This article reflects on the boardroom dynamics at play and points to some of the trends we witnessed in previous downturns that are being repeated, and some new ones, as the oil and gas sector faces a rapidly changing landscape.
Very early during the 2014 downturn, we witnessed a rapid and sustained increase in the demand for non-executive directors and executive chairs. This was particularly prevalent in private equity portfolio companies and was driven primarily by an acute need to add seasoned industry expertise to help navigate what was unchartered territory for many executives leading businesses at the time. The fall in oil price was steep and persistent; the 70% drop was one of the three largest declines since World War II and the longest lasting since the supply-driven collapse two decades earlier in 1986. The precipitous COVID-19 drop and long-term forecasts facing us now suggest this one will be far worse.
At that time, many leaders were not well equipped to deal with the severity of the crash and there was widespread concern around capacity to weather the storm. We saw the appointment of more executive chairpersons to drive action in a proactive and hands on manner. In some cases, there was also a subtext to this with investors keen to have someone inside the business ready to immediately parachute into the Chief Executive Officer seat should the need arise.
The austerity felt across the oil and gas supply chain since then has ensured an enduring focus on cost and there is, therefore, some greater inbuilt resilience at an institutional and individual level. However, there are many more precarious liquidity positions with businesses not having had the benefit of a meaningful market upturn for over five years to help cushion the fall into this crisis. With far less in the tank, investors are responding very quickly in this current crisis to protect cash whilst aiming to maintain capacity to grow again when conditions do improve.
There are now increasing demands from investors to broaden boards for the same reasons as they did previously, but in a somewhat less frenetic fashion. Boards are generally more balanced now than they were then. In contrast to 2015, we are also seeing an increase in demand for short-term advisory and restructuring support. With better equipped boards and more confidence in the experience of the current executive, there is an emerging demand for task specific support, working shoulder-to-shoulder with the executive team through restructuring processes, or in repositioning businesses to target new sectors and markets.

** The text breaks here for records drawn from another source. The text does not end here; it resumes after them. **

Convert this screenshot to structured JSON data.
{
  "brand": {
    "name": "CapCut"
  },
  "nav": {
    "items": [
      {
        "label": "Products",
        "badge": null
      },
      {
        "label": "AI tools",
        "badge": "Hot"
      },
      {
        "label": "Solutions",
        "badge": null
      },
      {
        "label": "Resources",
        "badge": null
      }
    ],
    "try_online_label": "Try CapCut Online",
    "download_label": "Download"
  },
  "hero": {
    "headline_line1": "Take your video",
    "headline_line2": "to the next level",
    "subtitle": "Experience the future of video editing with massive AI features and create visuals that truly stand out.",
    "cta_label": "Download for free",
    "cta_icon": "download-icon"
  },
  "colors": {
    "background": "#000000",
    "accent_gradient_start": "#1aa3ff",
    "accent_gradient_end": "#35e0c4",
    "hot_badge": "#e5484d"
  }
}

On the latter point, many companies who could have, did not commit to diversification beyond oil and gas after the last downturn or to the digitization agenda. This has now become an imperative and with a current knowledge and expertise vacuum, they are having to plug these gaps very quickly at both an executive and non-executive level.

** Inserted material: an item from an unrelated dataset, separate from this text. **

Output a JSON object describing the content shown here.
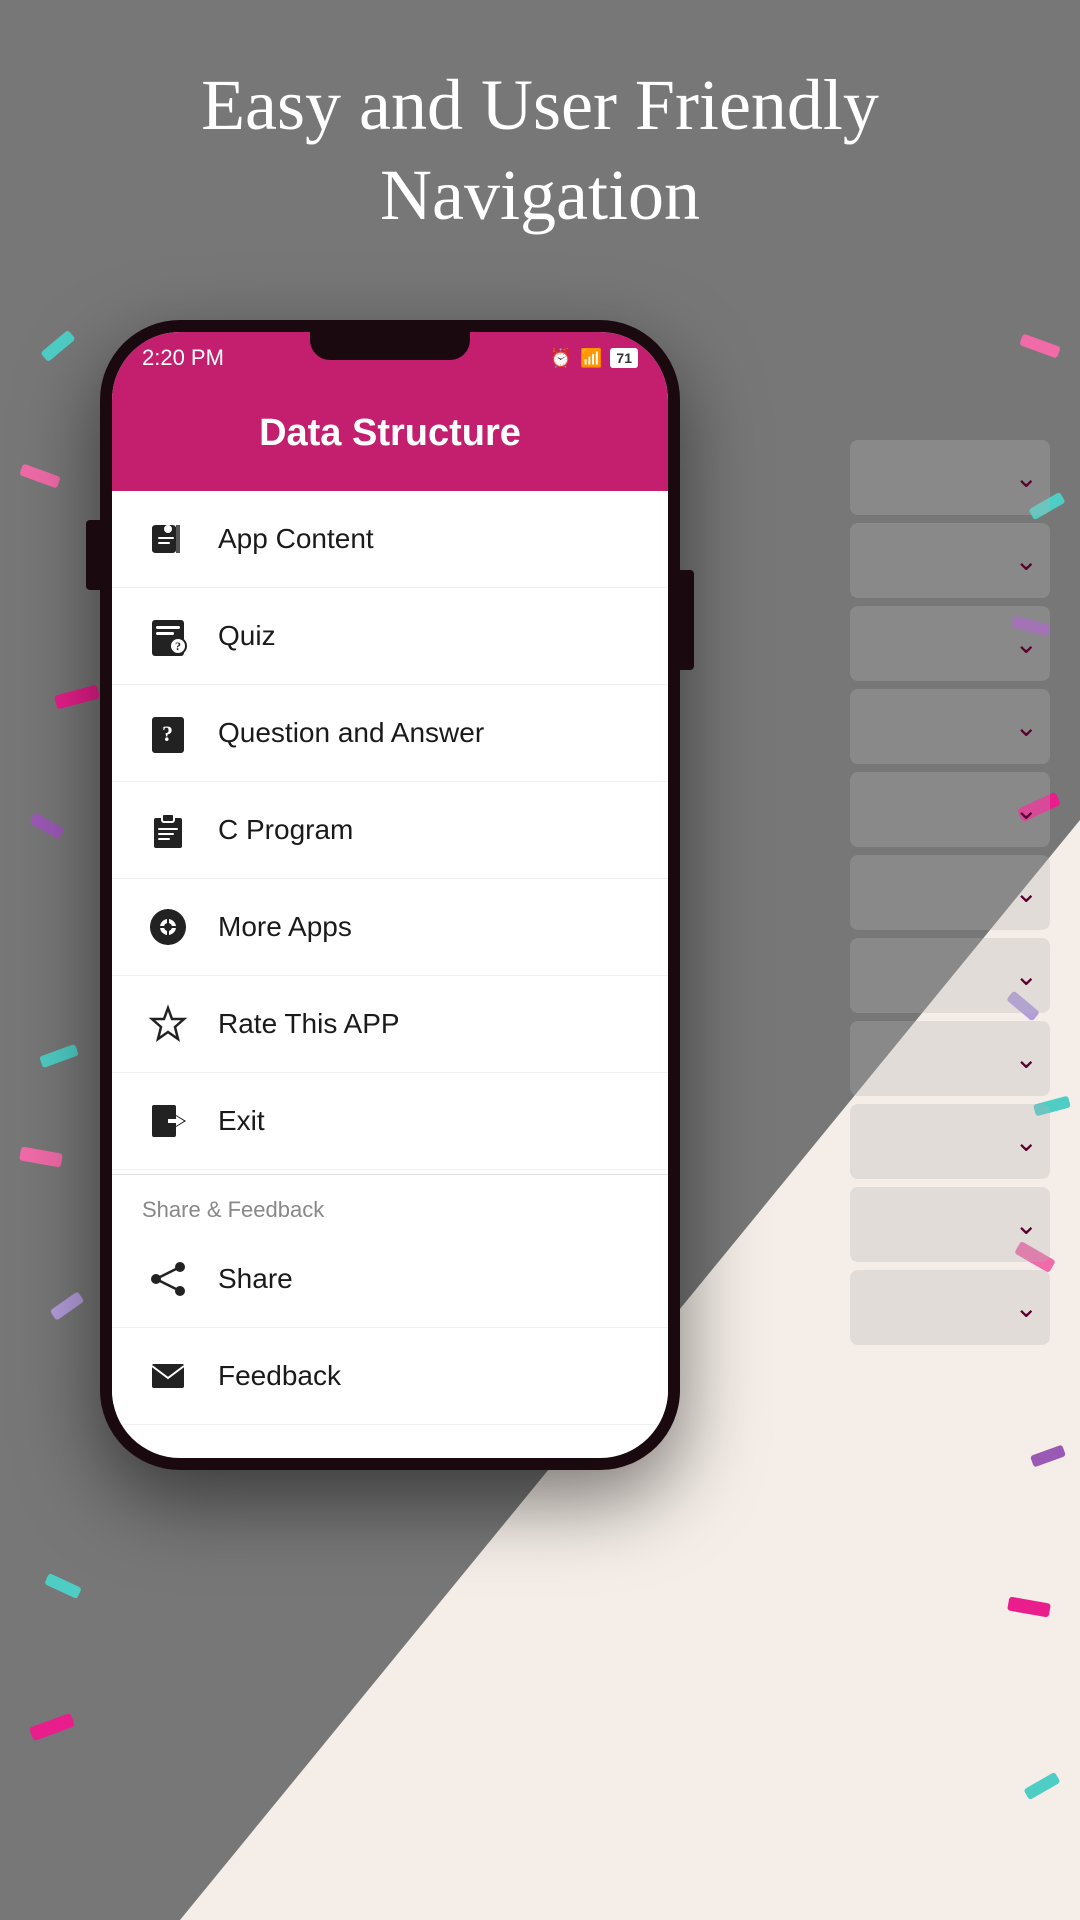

Whether for director or advisory roles, there is greater need for deep financial and operational leadership experience as companies have become more distressed far more rapidly. In all sectors, the line between non-executive and executive is becoming ever more blurred in a private equity context. Directors are required to fully commit with time and energy and not operate as solely strategic sounding boards. Some investors have already shied away from the non-executive term all together as it can suggest a more distant and arm’s length approach than is demanded. With many highly seasoned, well connected and energetic executives seeking board and advisory roles, there is also a clear opportunity for private investors to harness this engaged and very relevant talent pool in a cost-effective manner.
There will continue to be a sensible focus on diversity, not just of gender or ethnicity but also of industry background as mentioned earlier to cross fertilize best practices and accelerate critical diversification efforts.
A shakeup of many companies’ boardrooms has already started and we expect to see this accelerating as the world starts to emerge from COVID-19 lockdowns. This will place a much broader burden on boards, requiring careful mapping of non-executive and executive competencies and swift action to add expertise where needed.